Professor Theodoraki was a core member of the Commission for a Sustainable London 2012 (CSL), an independent body that monitored and assured the sustainability of the London 2012 Olympic Games. Her research on mega-sport events informed the commission’s recommendations to event organisers and government departments on their sustainability plans. By acting as an impartial broker, the Commission added significant value to the London 2012 Programme.

In all, fourteen reports were published by the Commission. Professor Theodoraki’s work with the CSL has led to a more sustainable legacy from the London 2012 Olympic Games through to present day. Based on their work, guidance was also issued to the Glasgow 2014 Commonwealth Games Organizing Committee.

[Professor Theodoraki] had very significant expertise in the area of events’ assurance and the events’ industry … CSL 2012 added greatly to the credibility of London 2012 and should be a model for future Olympics and other mega sporting events, like the Commonwealth Games, FIFA World Cup and Rugby World Cup.

—Independent evaluation of the Commission for a Sustainable London 2012

Former Mayor of London, and current UK Prime Minister, Boris Johnson noted: “By being at the forefront of public commentary and assurance of the 2012 programme, you [Professor Theodoraki] have maintained a spotlight on London’s commitments and on our delivery against these. Your personal contribution to the Commission has been substantial, providing expertise in the area of event management and I commend you for your intellectual commitment, and for giving up your personal time in this endeavour.”

Impact on professional development in ministries and sport organisations

Research findings on leveraging the FIFA 2022 World Cup for positive social behavior change – as well as findings on the impacts of various mega-sport events and large-scale cultural events – were widely covered in the media. This led to professional development programs in Doha, in 2017, 2018 and 2019, hosted by the Qatar Olympic Academy.

Each year, the events were attended by approximately 20 participants from National Olympic Committees and National Sport Federations in Qatar, Yemen, Oman, UAE and Saudi Arabia. Participants benefited from Professor Theodoraki’s findings, updating their understanding of strategic sport management and learning from the poor performance of event hosts in the past. The Qatar Olympic Academy then acknowledged Professor Theodoraki “in recognition of outstanding contribution and service to sports and athletes in the state of Qatar.”

In 2019, the Chinese Ministry of Commerce, and the Municipality of Chengdu in China, invited Professor Theodoraki to deliver professional development sessions to delegations of senior event managers. She was asked to discuss her research and give advice on the potential for using upcoming mega-sport events hosted in China to create social change.

More recently, Professor Theodoraki, was invited by the Ministry of Public Health of Qatar to share her findings. By disseminating her research findings to policymakers, she informed the Health in All Policies of the Ministry, which seek to leverage public interest in the FIFA 2022 World Cup to foster positive behaviour change, thereby improving public health and protecting the environment.

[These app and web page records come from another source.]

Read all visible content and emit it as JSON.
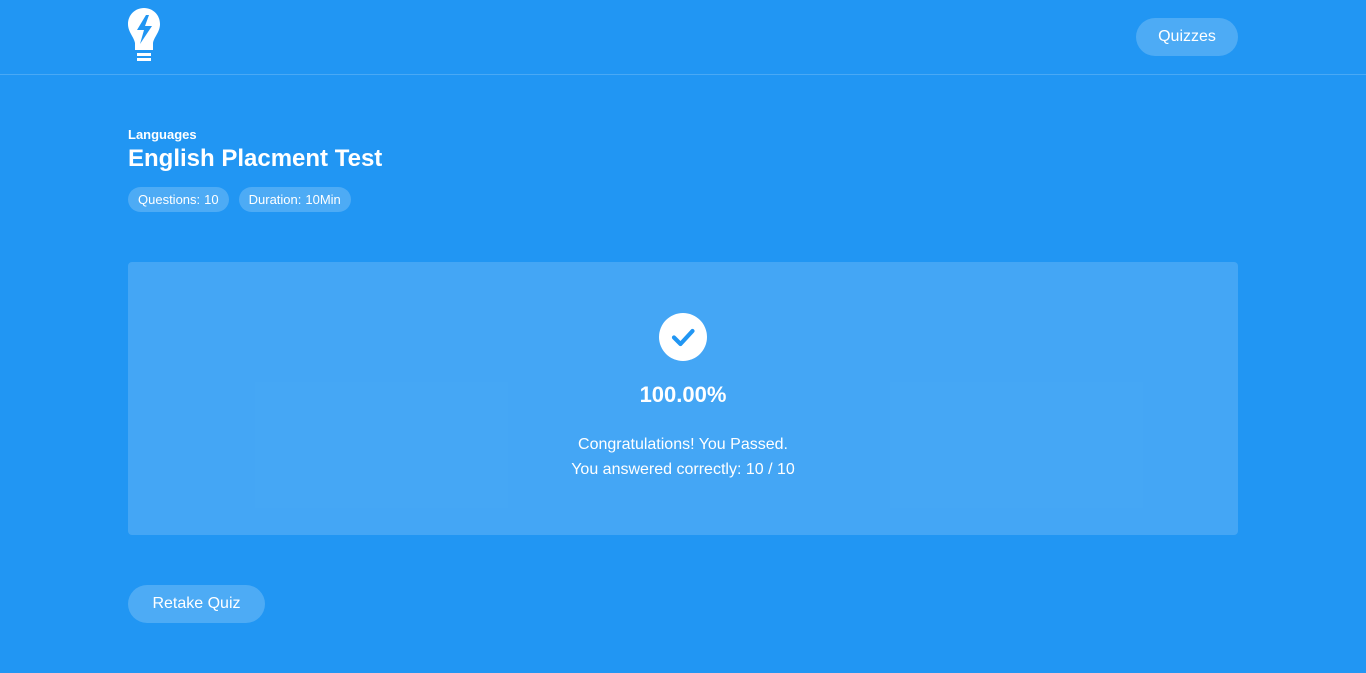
{
  "header": {
    "logo_icon": "lightbulb-bolt-icon",
    "nav_quizzes_label": "Quizzes"
  },
  "quiz": {
    "category": "Languages",
    "title": "English Placment Test",
    "questions_label": "Questions:",
    "questions_value": "10",
    "duration_label": "Duration:",
    "duration_value": "10Min"
  },
  "result": {
    "status_icon": "check-circle-icon",
    "score": "100.00%",
    "message": "Congratulations! You Passed.",
    "answered_label": "You answered correctly:",
    "answered_value": "10 / 10"
  },
  "actions": {
    "retake_label": "Retake Quiz"
  },
  "colors": {
    "background": "#2196f3",
    "check": "#2196f3",
    "text": "#ffffff"
  }
}
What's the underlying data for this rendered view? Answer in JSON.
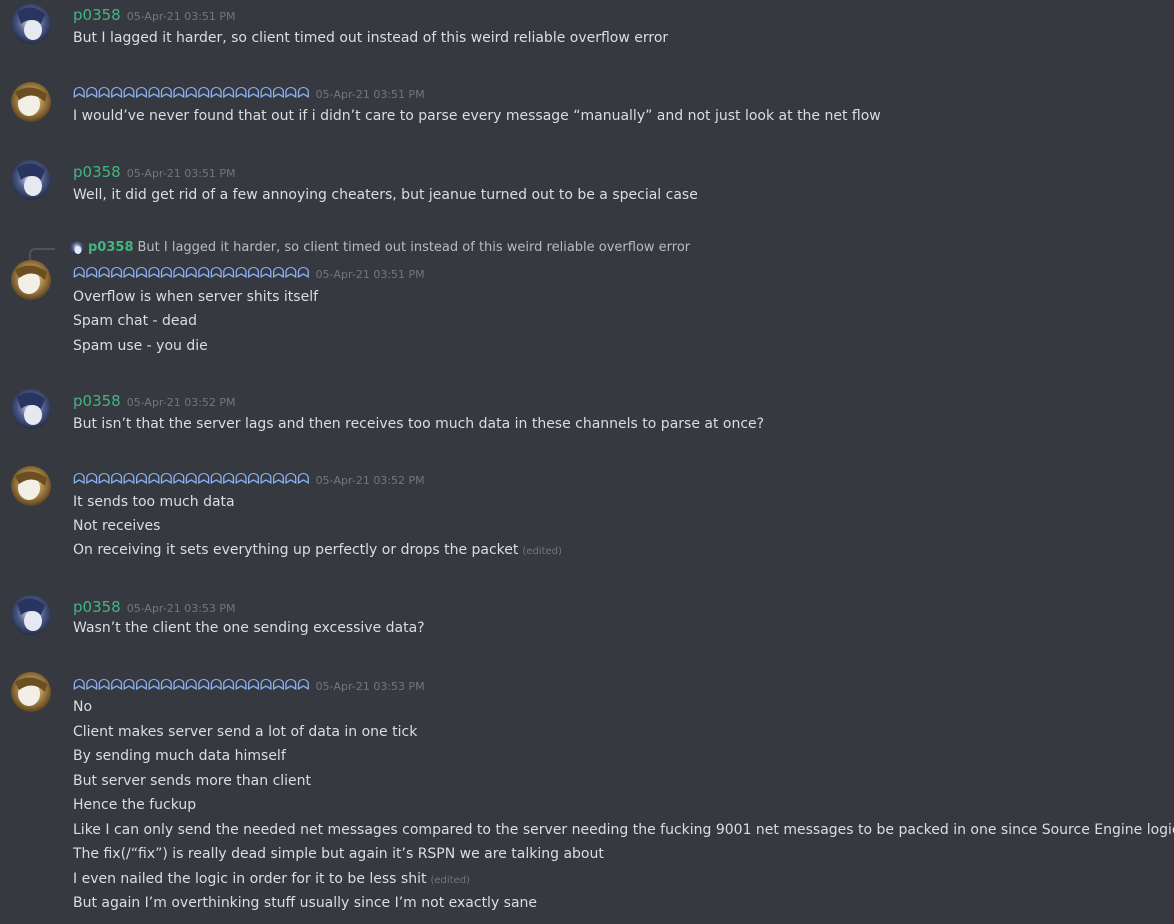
{
  "users": {
    "p0358": {
      "name": "p0358",
      "color": "#43b581"
    },
    "other": {
      "name": "ᗣᗣᗣᗣᗣᗣᗣᗣᗣᗣᗣᗣᗣᗣᗣᗣᗣᗣᗣ",
      "color": "#8ab4f8"
    }
  },
  "messages": [
    {
      "author": "p0358",
      "timestamp": "05-Apr-21 03:51 PM",
      "lines": [
        "But I lagged it harder, so client timed out instead of this weird reliable overflow error"
      ]
    },
    {
      "author": "ᗣᗣᗣᗣᗣᗣᗣᗣᗣᗣᗣᗣᗣᗣᗣᗣᗣᗣᗣ",
      "timestamp": "05-Apr-21 03:51 PM",
      "lines": [
        "I would’ve never found that out if i didn’t care to parse every message “manually” and not just look at the net flow"
      ]
    },
    {
      "author": "p0358",
      "timestamp": "05-Apr-21 03:51 PM",
      "lines": [
        "Well, it did get rid of a few annoying cheaters, but jeanue turned out to be a special case"
      ]
    },
    {
      "reply": {
        "author": "p0358",
        "text": "But I lagged it harder, so client timed out instead of this weird reliable overflow error"
      },
      "author": "ᗣᗣᗣᗣᗣᗣᗣᗣᗣᗣᗣᗣᗣᗣᗣᗣᗣᗣᗣ",
      "timestamp": "05-Apr-21 03:51 PM",
      "lines": [
        "Overflow is when server shits itself",
        "Spam chat - dead",
        "Spam use - you die"
      ]
    },
    {
      "author": "p0358",
      "timestamp": "05-Apr-21 03:52 PM",
      "lines": [
        "But isn’t that the server lags and then receives too much data in these channels to parse at once?"
      ]
    },
    {
      "author": "ᗣᗣᗣᗣᗣᗣᗣᗣᗣᗣᗣᗣᗣᗣᗣᗣᗣᗣᗣ",
      "timestamp": "05-Apr-21 03:52 PM",
      "lines": [
        "It sends too much data",
        "Not receives",
        "On receiving it sets everything up perfectly or drops the packet"
      ],
      "edited_label": "(edited)"
    },
    {
      "author": "p0358",
      "timestamp": "05-Apr-21 03:53 PM",
      "lines": [
        "Wasn’t the client the one sending excessive data?"
      ]
    },
    {
      "author": "ᗣᗣᗣᗣᗣᗣᗣᗣᗣᗣᗣᗣᗣᗣᗣᗣᗣᗣᗣ",
      "timestamp": "05-Apr-21 03:53 PM",
      "lines": [
        "No",
        "Client makes server send a lot of data in one tick",
        "By sending much data himself",
        "But server sends more than client",
        "Hence the fuckup",
        "Like I can only send the needed net messages compared to the server needing the fucking 9001 net messages to be packed in one since Source Engine logic loops",
        "The fix(/“fix”) is really dead simple but again it’s RSPN we are talking about",
        "I even nailed the logic in order for it to be less shit",
        "But again I’m overthinking stuff usually since I’m not exactly sane"
      ],
      "edited_label": "(edited)"
    }
  ]
}
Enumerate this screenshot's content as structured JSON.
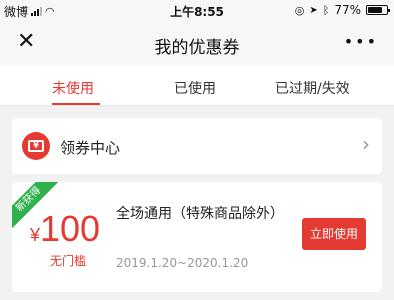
{
  "status_bar": {
    "carrier": "微博",
    "time": "上午8:55",
    "battery": "77%",
    "battery_level": 0.77
  },
  "nav": {
    "close_glyph": "✕",
    "title": "我的优惠券",
    "more_glyph": "•••"
  },
  "tabs": [
    {
      "label": "未使用",
      "active": true
    },
    {
      "label": "已使用",
      "active": false
    },
    {
      "label": "已过期/失效",
      "active": false
    }
  ],
  "coupon_center": {
    "icon": "coupon-ticket-icon",
    "icon_glyph": "¥",
    "label": "领券中心",
    "chevron": "›"
  },
  "coupon": {
    "badge": "新获得",
    "currency": "¥",
    "amount": "100",
    "threshold": "无门槛",
    "title": "全场通用（特殊商品除外）",
    "date_range": "2019.1.20~2020.1.20",
    "action_label": "立即使用",
    "accent_color": "#e53a31",
    "badge_color": "#2fb24d"
  }
}
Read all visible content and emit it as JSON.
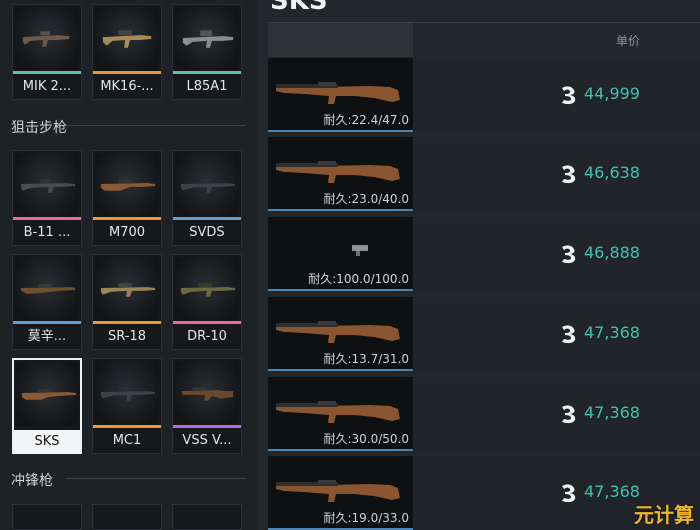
{
  "item": {
    "title": "SKS"
  },
  "header": {
    "unit_price_label": "单价"
  },
  "categories": [
    {
      "label": "",
      "weapons": [
        {
          "name": "MIK 2...",
          "accent": "#58c3a5",
          "selected": false
        },
        {
          "name": "MK16-...",
          "accent": "#e59a2f",
          "selected": false
        },
        {
          "name": "L85A1",
          "accent": "#58c3a5",
          "selected": false
        }
      ]
    },
    {
      "label": "狙击步枪",
      "weapons": [
        {
          "name": "B-11 ...",
          "accent": "#e86a9a",
          "selected": false
        },
        {
          "name": "M700",
          "accent": "#e59a2f",
          "selected": false
        },
        {
          "name": "SVDS",
          "accent": "#5a9fd6",
          "selected": false
        },
        {
          "name": "莫辛...",
          "accent": "#5a9fd6",
          "selected": false
        },
        {
          "name": "SR-18",
          "accent": "#e59a2f",
          "selected": false
        },
        {
          "name": "DR-10",
          "accent": "#e86a9a",
          "selected": false
        },
        {
          "name": "SKS",
          "accent": "#ffffff",
          "selected": true
        },
        {
          "name": "MC1",
          "accent": "#e59a2f",
          "selected": false
        },
        {
          "name": "VSS V...",
          "accent": "#b56be0",
          "selected": false
        }
      ]
    },
    {
      "label": "冲锋枪",
      "weapons": []
    }
  ],
  "listings": [
    {
      "durability": "耐久:22.4/47.0",
      "price": "44,999"
    },
    {
      "durability": "耐久:23.0/40.0",
      "price": "46,638"
    },
    {
      "durability": "耐久:100.0/100.0",
      "price": "46,888"
    },
    {
      "durability": "耐久:13.7/31.0",
      "price": "47,368"
    },
    {
      "durability": "耐久:30.0/50.0",
      "price": "47,368"
    },
    {
      "durability": "耐久:19.0/33.0",
      "price": "47,368"
    }
  ],
  "icons": {
    "currency": "havoc-coin-icon"
  },
  "colors": {
    "price": "#3fc3b0",
    "accent_blue": "#4a86b8"
  },
  "watermark": "元计算"
}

As a result, she was invited to become a visiting guest member of the Ministry’s proposed “Health in All Policies Technical Advisory Group”, which focuses on policies and interventions to strengthen health through sports and the legacy of the World Cup.

Media articles


  • Russian 24 TV. Interview on long-term effects of the FIFA 2014 Brazil World Cup, 5 June 2014.

Policy links

Research references